> _Problem description_
Every entry below should be printed exactly, without its images.

Web page and app entries:
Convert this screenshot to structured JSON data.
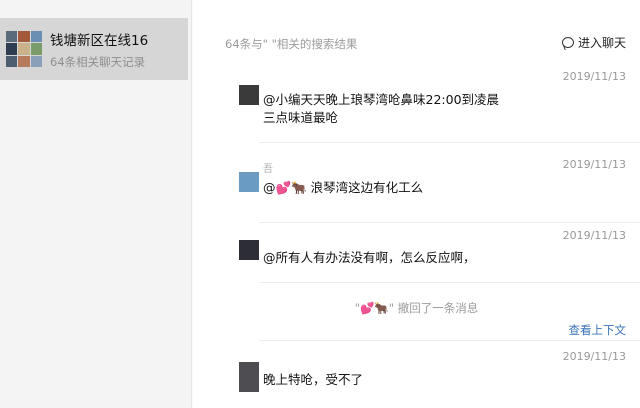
{
  "sidebar": {
    "chat": {
      "name": "钱塘新区在线16",
      "subtitle": "64条相关聊天记录",
      "avatar_colors": [
        "#5a6b7c",
        "#a3593a",
        "#6b8fb3",
        "#2f3d52",
        "#c9b28a",
        "#7a9b6a",
        "#4d5e70",
        "#b67a5c",
        "#8aa0b8"
      ]
    }
  },
  "header": {
    "result_title": "64条与\"   \"相关的搜索结果",
    "enter_chat_label": "进入聊天"
  },
  "messages": [
    {
      "time": "2019/11/13",
      "sender": "",
      "text_line1": "@小编天天晚上琅琴湾呛鼻味22:00到凌晨",
      "text_line2": "三点味道最呛",
      "avatar_color": "#3a3a3a"
    },
    {
      "time": "2019/11/13",
      "sender": "吾",
      "text_prefix": "@",
      "text_emoji1": "💕",
      "text_emoji2": "🐂",
      "text_rest": " 浪琴湾这边有化工么",
      "avatar_color": "#6a9bc2"
    },
    {
      "time": "2019/11/13",
      "sender": "",
      "text_line1": "@所有人有办法没有啊，怎么反应啊，",
      "avatar_color": "#2d2d35"
    },
    {
      "time": "2019/11/13",
      "sender": "",
      "text_line1": "晚上特呛，受不了",
      "avatar_color": "#4d4d52"
    }
  ],
  "recall": {
    "quote_open": "\"",
    "emoji1": "💕",
    "emoji2": "🐂",
    "quote_close": "\"",
    "text": " 撤回了一条消息"
  },
  "view_context_label": "查看上下文"
}
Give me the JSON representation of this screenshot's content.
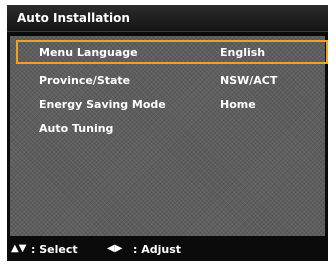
{
  "title": "Auto Installation",
  "menu": [
    {
      "label": "Menu Language",
      "value": "English"
    },
    {
      "label": "Province/State",
      "value": "NSW/ACT"
    },
    {
      "label": "Energy Saving Mode",
      "value": "Home"
    },
    {
      "label": "Auto Tuning",
      "value": ""
    }
  ],
  "footer": {
    "select_icon": "up-down-arrows-icon",
    "select_label": ": Select",
    "adjust_icon": "left-right-arrows-icon",
    "adjust_label": ": Adjust"
  },
  "colors": {
    "highlight": "#f0a024",
    "panel": "#5e5e5e",
    "frame": "#0b0b0b"
  }
}
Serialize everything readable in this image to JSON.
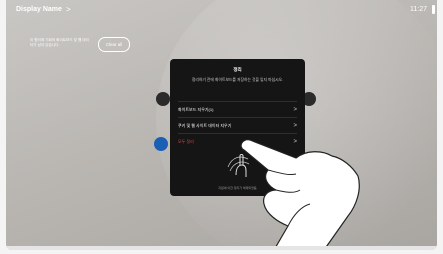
{
  "header": {
    "display_name": "Display Name",
    "chevron": ">",
    "time": "11:27"
  },
  "whiteboard_hint": {
    "text": "이 협석에 기회의 화이트보드 및 웹 데이터가 남아 있습니다.",
    "clear_label": "Clear all"
  },
  "dialog": {
    "title": "정리",
    "description": "정리하기 전에 화이트보드를 저장하는 것을 잊지 마십시오.",
    "items": [
      {
        "label": "화이트보드 지우기(1)",
        "arrow": ">"
      },
      {
        "label": "쿠키 및 웹 사이트 데이터 지우기",
        "arrow": ">"
      },
      {
        "label": "모두 정리",
        "arrow": ">"
      }
    ],
    "footer": "지원에 의한 정리가 해제되었음"
  },
  "colors": {
    "dialog_bg": "#151515",
    "danger": "#e04343",
    "accent": "#1a5fb4"
  },
  "icons": [
    "chevron-right-icon",
    "swipe-gesture-icon",
    "hand-pointer-icon",
    "webex-icon"
  ]
}
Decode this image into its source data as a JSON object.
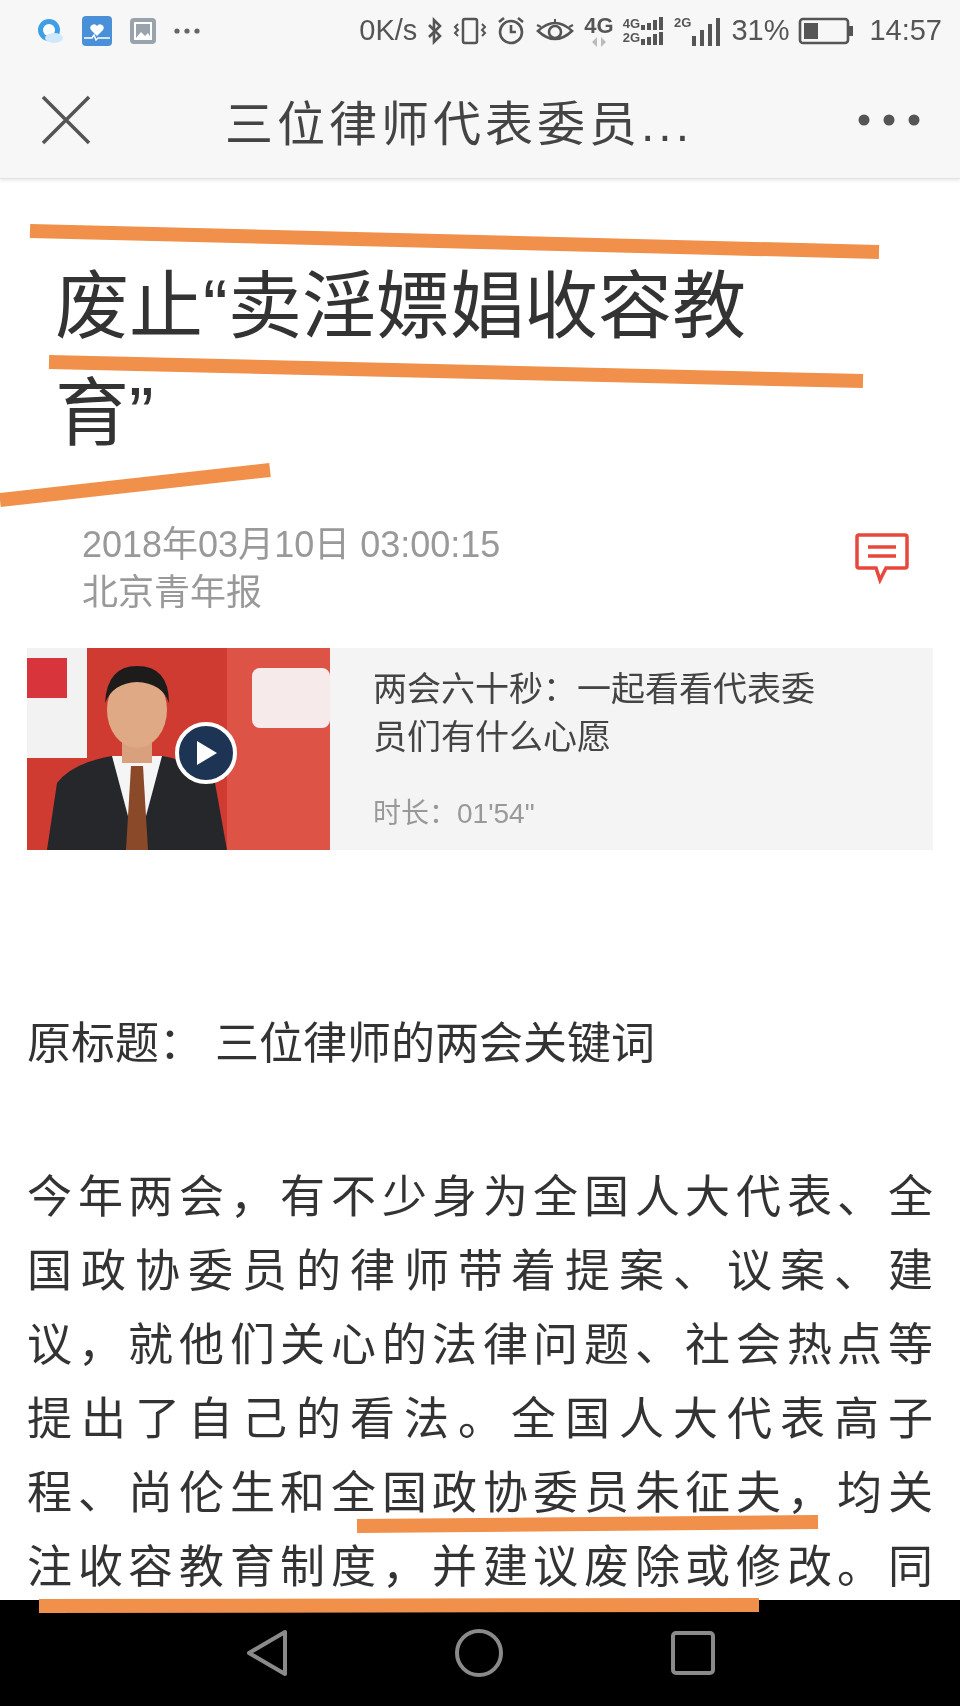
{
  "status_bar": {
    "net_speed": "0K/s",
    "data_type": "4G",
    "sim_1": [
      "4G",
      "2G"
    ],
    "sim_2": "2G",
    "battery": "31%",
    "time": "14:57"
  },
  "header": {
    "title": "三位律师代表委员..."
  },
  "article": {
    "title_lines": [
      "废止“卖淫嫖娼收容教",
      "育”"
    ],
    "date": "2018年03月10日 03:00:15",
    "source": "北京青年报",
    "video": {
      "kind": "picture",
      "title": "两会六十秒：一起看看代表委员们有什么心愿",
      "duration": "时长：01'54\""
    },
    "original_title": "原标题： 三位律师的两会关键词",
    "body_lines": [
      "今年两会，有不少身为全国人大代表、全",
      "国政协委员的律师带着提案、议案、建",
      "议，就他们关心的法律问题、社会热点等",
      "提出了自己的看法。全国人大代表高子",
      "程、尚伦生和全国政协委员朱征夫，均关",
      "注收容教育制度，并建议废除或修改。同"
    ]
  }
}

> _Solution to the exercise_
Convert this screenshot to structured JSON data.
{
  "sidebar": {
    "chat": {
      "name": "钱塘新区在线16",
      "subtitle": "64条相关聊天记录",
      "avatar_colors": [
        "#5a6b7c",
        "#a3593a",
        "#6b8fb3",
        "#2f3d52",
        "#c9b28a",
        "#7a9b6a",
        "#4d5e70",
        "#b67a5c",
        "#8aa0b8"
      ]
    }
  },
  "header": {
    "result_title": "64条与\"   \"相关的搜索结果",
    "enter_chat_label": "进入聊天"
  },
  "messages": [
    {
      "time": "2019/11/13",
      "sender": "",
      "text_line1": "@小编天天晚上琅琴湾呛鼻味22:00到凌晨",
      "text_line2": "三点味道最呛",
      "avatar_color": "#3a3a3a"
    },
    {
      "time": "2019/11/13",
      "sender": "吾",
      "text_prefix": "@",
      "text_emoji1": "💕",
      "text_emoji2": "🐂",
      "text_rest": " 浪琴湾这边有化工么",
      "avatar_color": "#6a9bc2"
    },
    {
      "time": "2019/11/13",
      "sender": "",
      "text_line1": "@所有人有办法没有啊，怎么反应啊，",
      "avatar_color": "#2d2d35"
    },
    {
      "time": "2019/11/13",
      "sender": "",
      "text_line1": "晚上特呛，受不了",
      "avatar_color": "#4d4d52"
    }
  ],
  "recall": {
    "quote_open": "\"",
    "emoji1": "💕",
    "emoji2": "🐂",
    "quote_close": "\"",
    "text": " 撤回了一条消息"
  },
  "view_context_label": "查看上下文"
}
Give me the JSON representation of this screenshot's content.
{
  "title": "Auto Installation",
  "menu": [
    {
      "label": "Menu Language",
      "value": "English"
    },
    {
      "label": "Province/State",
      "value": "NSW/ACT"
    },
    {
      "label": "Energy Saving Mode",
      "value": "Home"
    },
    {
      "label": "Auto Tuning",
      "value": ""
    }
  ],
  "footer": {
    "select_icon": "up-down-arrows-icon",
    "select_label": ": Select",
    "adjust_icon": "left-right-arrows-icon",
    "adjust_label": ": Adjust"
  },
  "colors": {
    "highlight": "#f0a024",
    "panel": "#5e5e5e",
    "frame": "#0b0b0b"
  }
}
Serialize everything readable in this image to JSON.
{
  "header": {
    "display_name": "Display Name",
    "chevron": ">",
    "time": "11:27"
  },
  "whiteboard_hint": {
    "text": "이 협석에 기회의 화이트보드 및 웹 데이터가 남아 있습니다.",
    "clear_label": "Clear all"
  },
  "dialog": {
    "title": "정리",
    "description": "정리하기 전에 화이트보드를 저장하는 것을 잊지 마십시오.",
    "items": [
      {
        "label": "화이트보드 지우기(1)",
        "arrow": ">"
      },
      {
        "label": "쿠키 및 웹 사이트 데이터 지우기",
        "arrow": ">"
      },
      {
        "label": "모두 정리",
        "arrow": ">"
      }
    ],
    "footer": "지원에 의한 정리가 해제되었음"
  },
  "colors": {
    "dialog_bg": "#151515",
    "danger": "#e04343",
    "accent": "#1a5fb4"
  },
  "icons": [
    "chevron-right-icon",
    "swipe-gesture-icon",
    "hand-pointer-icon",
    "webex-icon"
  ]
}
Decode this image into its source data as a JSON object.
{
  "status_bar": {
    "net_speed": "0K/s",
    "data_type": "4G",
    "sim_1": [
      "4G",
      "2G"
    ],
    "sim_2": "2G",
    "battery": "31%",
    "time": "14:57"
  },
  "header": {
    "title": "三位律师代表委员..."
  },
  "article": {
    "title_lines": [
      "废止“卖淫嫖娼收容教",
      "育”"
    ],
    "date": "2018年03月10日 03:00:15",
    "source": "北京青年报",
    "video": {
      "kind": "picture",
      "title": "两会六十秒：一起看看代表委员们有什么心愿",
      "duration": "时长：01'54\""
    },
    "original_title": "原标题： 三位律师的两会关键词",
    "body_lines": [
      "今年两会，有不少身为全国人大代表、全",
      "国政协委员的律师带着提案、议案、建",
      "议，就他们关心的法律问题、社会热点等",
      "提出了自己的看法。全国人大代表高子",
      "程、尚伦生和全国政协委员朱征夫，均关",
      "注收容教育制度，并建议废除或修改。同"
    ]
  }
}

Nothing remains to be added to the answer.